WORK INSTRUCTIONS
In the entries that follow, which lines hold the string "content"? List them.

(Items from an interface collection)
━━━━━━

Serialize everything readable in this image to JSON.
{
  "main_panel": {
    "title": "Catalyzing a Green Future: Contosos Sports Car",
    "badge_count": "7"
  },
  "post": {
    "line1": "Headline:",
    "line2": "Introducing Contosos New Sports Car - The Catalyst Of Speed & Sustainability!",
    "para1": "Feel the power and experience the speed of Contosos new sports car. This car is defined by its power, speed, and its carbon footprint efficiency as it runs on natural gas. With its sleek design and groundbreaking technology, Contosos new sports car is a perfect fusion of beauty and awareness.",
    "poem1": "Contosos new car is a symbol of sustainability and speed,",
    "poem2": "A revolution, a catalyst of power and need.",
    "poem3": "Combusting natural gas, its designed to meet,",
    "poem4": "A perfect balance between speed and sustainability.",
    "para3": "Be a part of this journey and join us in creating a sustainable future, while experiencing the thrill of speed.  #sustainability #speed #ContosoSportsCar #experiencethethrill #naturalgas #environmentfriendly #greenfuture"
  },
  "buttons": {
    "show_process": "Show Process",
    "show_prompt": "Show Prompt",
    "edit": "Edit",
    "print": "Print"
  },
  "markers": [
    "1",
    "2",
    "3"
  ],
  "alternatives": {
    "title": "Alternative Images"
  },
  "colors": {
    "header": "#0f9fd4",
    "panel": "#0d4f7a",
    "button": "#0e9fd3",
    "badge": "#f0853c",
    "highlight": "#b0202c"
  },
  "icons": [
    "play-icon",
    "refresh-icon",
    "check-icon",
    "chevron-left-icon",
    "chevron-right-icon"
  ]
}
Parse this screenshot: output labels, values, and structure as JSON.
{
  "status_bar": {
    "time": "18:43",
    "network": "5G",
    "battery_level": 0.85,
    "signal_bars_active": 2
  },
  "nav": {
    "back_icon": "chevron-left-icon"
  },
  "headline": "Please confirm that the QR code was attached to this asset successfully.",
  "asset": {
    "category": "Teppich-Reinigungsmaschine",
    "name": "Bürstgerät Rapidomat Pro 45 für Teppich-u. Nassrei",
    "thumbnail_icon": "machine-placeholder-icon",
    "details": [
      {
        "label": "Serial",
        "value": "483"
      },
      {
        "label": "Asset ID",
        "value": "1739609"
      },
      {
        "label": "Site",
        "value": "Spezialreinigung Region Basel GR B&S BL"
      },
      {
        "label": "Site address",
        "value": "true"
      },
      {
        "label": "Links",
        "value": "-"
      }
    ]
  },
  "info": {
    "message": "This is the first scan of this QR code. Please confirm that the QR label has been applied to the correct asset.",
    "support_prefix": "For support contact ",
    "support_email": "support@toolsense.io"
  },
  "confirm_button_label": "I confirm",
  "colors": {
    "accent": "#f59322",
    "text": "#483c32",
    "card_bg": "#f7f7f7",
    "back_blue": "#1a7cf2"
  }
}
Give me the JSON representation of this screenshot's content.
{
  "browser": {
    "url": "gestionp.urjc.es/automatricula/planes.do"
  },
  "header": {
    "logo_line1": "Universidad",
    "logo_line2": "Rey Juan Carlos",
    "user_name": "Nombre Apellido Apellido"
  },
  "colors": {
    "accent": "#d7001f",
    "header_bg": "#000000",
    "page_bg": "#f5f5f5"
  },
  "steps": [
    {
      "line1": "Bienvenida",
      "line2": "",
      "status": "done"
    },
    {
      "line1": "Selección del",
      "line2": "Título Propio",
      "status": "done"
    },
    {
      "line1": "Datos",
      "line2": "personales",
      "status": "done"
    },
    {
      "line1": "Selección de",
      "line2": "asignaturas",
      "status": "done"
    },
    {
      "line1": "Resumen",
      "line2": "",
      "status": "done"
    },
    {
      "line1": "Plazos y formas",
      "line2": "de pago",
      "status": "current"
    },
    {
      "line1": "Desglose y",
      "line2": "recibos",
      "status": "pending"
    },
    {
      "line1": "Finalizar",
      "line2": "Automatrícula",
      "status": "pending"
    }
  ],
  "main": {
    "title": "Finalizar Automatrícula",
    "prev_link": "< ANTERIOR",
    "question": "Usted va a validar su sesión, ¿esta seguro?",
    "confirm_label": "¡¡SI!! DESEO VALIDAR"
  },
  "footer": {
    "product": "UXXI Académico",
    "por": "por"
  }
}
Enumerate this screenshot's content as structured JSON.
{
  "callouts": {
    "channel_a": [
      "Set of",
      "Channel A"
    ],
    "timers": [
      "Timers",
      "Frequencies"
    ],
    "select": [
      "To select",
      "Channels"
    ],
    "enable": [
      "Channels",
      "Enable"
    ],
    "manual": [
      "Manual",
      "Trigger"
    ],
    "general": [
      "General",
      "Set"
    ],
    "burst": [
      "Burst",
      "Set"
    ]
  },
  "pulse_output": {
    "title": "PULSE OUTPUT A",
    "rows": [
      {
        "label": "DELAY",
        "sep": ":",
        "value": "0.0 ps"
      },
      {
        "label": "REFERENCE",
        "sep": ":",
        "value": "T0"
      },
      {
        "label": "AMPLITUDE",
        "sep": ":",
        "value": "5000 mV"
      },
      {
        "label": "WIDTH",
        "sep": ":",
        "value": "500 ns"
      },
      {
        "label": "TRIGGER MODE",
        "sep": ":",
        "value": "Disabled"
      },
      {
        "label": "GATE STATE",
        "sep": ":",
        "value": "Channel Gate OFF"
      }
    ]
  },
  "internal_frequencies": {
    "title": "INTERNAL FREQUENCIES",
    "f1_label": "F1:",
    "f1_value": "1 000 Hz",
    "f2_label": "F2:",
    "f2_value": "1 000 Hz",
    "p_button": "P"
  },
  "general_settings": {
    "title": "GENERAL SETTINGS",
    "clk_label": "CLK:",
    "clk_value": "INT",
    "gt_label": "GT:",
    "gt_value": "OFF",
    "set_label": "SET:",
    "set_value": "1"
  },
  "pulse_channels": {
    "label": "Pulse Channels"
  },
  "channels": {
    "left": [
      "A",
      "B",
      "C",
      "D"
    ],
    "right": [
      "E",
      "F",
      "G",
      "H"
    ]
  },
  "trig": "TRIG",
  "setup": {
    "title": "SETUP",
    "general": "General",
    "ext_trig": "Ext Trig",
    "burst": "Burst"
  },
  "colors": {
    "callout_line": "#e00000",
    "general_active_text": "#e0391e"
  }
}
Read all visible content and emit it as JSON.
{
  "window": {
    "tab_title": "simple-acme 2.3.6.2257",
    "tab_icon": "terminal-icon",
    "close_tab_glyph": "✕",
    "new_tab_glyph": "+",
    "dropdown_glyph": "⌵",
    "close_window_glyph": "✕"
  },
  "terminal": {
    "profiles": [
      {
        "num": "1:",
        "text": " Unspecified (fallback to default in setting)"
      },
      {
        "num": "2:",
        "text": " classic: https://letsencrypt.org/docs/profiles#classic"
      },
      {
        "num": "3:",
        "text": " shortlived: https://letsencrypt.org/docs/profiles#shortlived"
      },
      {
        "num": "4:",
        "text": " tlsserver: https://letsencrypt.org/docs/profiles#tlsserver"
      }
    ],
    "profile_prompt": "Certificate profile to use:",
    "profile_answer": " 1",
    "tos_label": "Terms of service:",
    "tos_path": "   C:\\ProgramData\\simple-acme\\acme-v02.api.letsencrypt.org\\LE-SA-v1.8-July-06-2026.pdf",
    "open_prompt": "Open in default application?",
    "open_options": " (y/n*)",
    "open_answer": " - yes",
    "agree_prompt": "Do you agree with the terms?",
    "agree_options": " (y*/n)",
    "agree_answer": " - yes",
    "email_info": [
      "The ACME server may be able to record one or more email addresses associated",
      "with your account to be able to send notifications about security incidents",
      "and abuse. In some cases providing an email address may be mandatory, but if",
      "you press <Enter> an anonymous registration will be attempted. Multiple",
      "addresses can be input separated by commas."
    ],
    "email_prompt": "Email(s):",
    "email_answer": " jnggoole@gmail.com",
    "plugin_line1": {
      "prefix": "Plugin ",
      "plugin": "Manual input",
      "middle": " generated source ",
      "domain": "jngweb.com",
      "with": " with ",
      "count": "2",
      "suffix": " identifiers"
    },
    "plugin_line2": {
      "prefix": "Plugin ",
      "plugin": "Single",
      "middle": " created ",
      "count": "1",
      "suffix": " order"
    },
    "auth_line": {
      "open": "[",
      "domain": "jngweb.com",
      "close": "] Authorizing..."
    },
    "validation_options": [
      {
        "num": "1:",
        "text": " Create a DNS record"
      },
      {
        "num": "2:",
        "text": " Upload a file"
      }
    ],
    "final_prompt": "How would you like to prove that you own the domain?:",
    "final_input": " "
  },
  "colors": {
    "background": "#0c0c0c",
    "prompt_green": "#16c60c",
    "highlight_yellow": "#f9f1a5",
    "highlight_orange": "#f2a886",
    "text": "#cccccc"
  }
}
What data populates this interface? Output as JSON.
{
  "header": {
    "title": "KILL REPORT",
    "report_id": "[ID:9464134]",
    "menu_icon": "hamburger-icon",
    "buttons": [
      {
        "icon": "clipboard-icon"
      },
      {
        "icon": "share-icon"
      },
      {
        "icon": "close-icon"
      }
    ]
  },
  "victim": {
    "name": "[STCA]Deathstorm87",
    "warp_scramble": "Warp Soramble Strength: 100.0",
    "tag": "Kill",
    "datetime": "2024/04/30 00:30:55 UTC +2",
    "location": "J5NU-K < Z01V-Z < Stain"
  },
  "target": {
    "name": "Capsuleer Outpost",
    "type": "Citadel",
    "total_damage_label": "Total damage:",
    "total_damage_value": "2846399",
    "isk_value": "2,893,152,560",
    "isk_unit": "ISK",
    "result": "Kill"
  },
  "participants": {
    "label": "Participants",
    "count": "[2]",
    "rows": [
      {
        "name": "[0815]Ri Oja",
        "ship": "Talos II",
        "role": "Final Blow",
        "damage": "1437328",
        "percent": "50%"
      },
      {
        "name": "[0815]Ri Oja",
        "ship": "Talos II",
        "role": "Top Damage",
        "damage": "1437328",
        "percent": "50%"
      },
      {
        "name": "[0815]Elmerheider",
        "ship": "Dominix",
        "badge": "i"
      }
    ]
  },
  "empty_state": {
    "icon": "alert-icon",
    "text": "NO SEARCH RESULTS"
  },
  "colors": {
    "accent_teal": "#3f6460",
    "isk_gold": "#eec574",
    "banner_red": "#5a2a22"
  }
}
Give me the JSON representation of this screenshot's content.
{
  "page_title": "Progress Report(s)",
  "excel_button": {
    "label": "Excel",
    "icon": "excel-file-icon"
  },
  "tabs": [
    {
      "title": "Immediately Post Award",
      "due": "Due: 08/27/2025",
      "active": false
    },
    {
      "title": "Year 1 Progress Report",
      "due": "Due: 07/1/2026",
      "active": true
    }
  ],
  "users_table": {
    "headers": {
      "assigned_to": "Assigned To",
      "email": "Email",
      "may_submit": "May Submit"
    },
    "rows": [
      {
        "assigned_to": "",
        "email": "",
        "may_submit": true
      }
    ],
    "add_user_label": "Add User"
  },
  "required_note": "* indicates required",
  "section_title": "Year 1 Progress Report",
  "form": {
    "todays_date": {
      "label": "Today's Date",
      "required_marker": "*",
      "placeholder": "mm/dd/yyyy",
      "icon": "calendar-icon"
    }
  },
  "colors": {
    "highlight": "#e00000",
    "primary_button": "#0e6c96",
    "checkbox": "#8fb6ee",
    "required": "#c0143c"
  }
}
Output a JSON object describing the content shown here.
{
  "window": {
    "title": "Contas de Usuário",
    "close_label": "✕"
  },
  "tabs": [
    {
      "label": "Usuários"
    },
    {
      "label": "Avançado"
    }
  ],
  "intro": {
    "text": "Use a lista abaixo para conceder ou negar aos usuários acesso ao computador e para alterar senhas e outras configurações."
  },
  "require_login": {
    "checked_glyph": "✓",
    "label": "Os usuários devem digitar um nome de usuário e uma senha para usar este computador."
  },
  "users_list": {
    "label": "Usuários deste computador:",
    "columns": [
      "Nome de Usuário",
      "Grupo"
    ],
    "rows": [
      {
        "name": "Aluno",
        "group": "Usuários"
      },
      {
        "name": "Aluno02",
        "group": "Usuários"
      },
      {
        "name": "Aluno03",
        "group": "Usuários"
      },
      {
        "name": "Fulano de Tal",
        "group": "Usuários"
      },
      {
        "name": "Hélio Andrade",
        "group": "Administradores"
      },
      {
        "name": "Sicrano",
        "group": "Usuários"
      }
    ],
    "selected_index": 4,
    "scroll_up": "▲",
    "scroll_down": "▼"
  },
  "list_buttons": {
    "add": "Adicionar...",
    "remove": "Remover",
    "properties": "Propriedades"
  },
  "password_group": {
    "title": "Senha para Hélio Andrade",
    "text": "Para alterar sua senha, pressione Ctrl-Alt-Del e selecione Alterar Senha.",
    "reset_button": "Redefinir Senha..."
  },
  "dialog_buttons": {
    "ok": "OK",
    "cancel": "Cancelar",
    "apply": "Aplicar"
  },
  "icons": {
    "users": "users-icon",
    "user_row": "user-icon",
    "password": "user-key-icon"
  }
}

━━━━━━

EXERCISE RESPONSE
Give me the JSON representation of this screenshot's content.
Enumerate this screenshot's content as structured JSON.
Read all visible content and emit it as JSON.
Give me the JSON representation of this screenshot's content.
Output a JSON object describing the content shown here.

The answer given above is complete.